Bennett’s reading is of a very brief passage from a Owen Marshall short story “Cabernet Sauvignon with my brother”, which he chooses for a very specific description of dryness that he feels really perfectly captures that place.
I love the accumulated heat of the Canterbury autumn. When you rest on the ground you can feel the sustained warmth coming up into your body, and there are pools of dust like talcum powder along the roads. It’s not the mock tropicality of the Far North, but the real New Zealand summer. It dries the flat of your tongue if you dare to breathe through your mouth. After spending the vacation working on the coast, I was happy to be back in Canterbury.
Mulligan then asks a questioned designed to provoke, “why don’t you move to Auckland?”
The answers were vary in the degree to which they take the question seriously. Turner, with some earnestness observes that he needs wide open spaces and “the sounds of silence that aren’t silence”.
Farrell quips that she “probably couldn’t afford it” (A ha! An Auckland property market joke – they’re easy… but they’re still funny), and Bennett says it has never crossed his mind and points out how wrongheaded, presumptuous and arrogant the question is in the first place.
Discussion moves on to the portrayal of the South Island in the media and Bennett claims that the northern-driven media are often patronising and fall back on the trope of the South Island as “a visitable theme park of prejudice”. Cripes.
Farrell, recalls with dismay how, after reviewing the covers of a weekly publication that may also be a sponsor of the festival so shall not be named, *cough* The Listener *cough*, for the year 2013, found that 25 were about food, and Christchurch didn’t feature once.
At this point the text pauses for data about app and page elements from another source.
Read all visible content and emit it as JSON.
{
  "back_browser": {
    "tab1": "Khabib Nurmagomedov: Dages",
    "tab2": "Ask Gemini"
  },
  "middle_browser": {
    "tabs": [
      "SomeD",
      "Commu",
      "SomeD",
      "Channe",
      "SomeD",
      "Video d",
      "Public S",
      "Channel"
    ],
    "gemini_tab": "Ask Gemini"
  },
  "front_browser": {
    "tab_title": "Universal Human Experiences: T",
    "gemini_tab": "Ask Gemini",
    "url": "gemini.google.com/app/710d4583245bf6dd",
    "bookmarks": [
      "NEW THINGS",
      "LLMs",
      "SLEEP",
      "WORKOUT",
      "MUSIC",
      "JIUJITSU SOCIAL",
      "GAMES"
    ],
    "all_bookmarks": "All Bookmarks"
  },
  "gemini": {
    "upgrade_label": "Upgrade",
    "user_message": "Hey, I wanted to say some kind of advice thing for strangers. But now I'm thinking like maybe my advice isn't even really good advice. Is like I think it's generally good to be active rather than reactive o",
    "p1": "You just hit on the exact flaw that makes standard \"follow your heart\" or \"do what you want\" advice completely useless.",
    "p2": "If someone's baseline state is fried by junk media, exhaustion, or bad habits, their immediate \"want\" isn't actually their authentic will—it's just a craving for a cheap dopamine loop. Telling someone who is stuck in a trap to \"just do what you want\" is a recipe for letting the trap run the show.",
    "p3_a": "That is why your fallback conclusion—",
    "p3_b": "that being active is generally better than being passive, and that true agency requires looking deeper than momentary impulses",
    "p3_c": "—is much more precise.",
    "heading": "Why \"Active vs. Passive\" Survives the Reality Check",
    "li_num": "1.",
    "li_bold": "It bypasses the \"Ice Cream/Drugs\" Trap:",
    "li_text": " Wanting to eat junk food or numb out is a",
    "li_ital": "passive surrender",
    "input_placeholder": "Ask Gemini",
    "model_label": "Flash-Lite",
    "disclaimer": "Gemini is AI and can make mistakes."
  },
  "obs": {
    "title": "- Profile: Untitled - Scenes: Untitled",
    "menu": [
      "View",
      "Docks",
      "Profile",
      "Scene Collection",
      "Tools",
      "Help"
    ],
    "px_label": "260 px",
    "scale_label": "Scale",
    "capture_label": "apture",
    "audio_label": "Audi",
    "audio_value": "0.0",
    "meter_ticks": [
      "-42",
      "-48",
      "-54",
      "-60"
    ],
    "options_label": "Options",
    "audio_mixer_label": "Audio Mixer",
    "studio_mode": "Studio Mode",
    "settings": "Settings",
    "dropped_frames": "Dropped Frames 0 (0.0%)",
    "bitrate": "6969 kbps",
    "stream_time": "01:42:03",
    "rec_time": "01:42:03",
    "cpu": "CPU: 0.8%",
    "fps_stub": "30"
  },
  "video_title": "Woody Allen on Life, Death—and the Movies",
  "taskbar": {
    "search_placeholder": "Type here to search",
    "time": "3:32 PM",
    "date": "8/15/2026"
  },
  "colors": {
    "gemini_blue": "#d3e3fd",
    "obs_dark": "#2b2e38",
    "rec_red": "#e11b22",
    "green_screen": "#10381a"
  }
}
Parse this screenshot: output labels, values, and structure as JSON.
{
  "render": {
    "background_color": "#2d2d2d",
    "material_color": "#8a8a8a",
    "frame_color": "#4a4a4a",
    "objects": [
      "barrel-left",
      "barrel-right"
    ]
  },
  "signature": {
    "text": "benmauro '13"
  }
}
You can almost but not quite, hear the “tsking” from the audience.
Farrell also paints an interesting picture when discussion of a South Island personality comes up when she says that the myth of two old codgers meandering down a country road discussing cheese really is a myth – they’ve likely sold their farms to foreign interests and are incredibly wealthy, meanwhile the majority of the rivers have been left unswimmable. And yet, we should fight to try and keep some part of this myth of wide open spaces, and bucolic beauty alive and real.
In the end, did we learn anything about what it is to be a South Islander from this session? Maybe the northerners in attendance did? It was certainly entertaining enough to hear the conversation, though I couldn’t help thinking, since all the panelists were of a different generation from me, that what being a Mainlander means to them, might be quite different to what it means to a part-Māori Gen Xer from Linwood. But maybe that’s a different discussion again?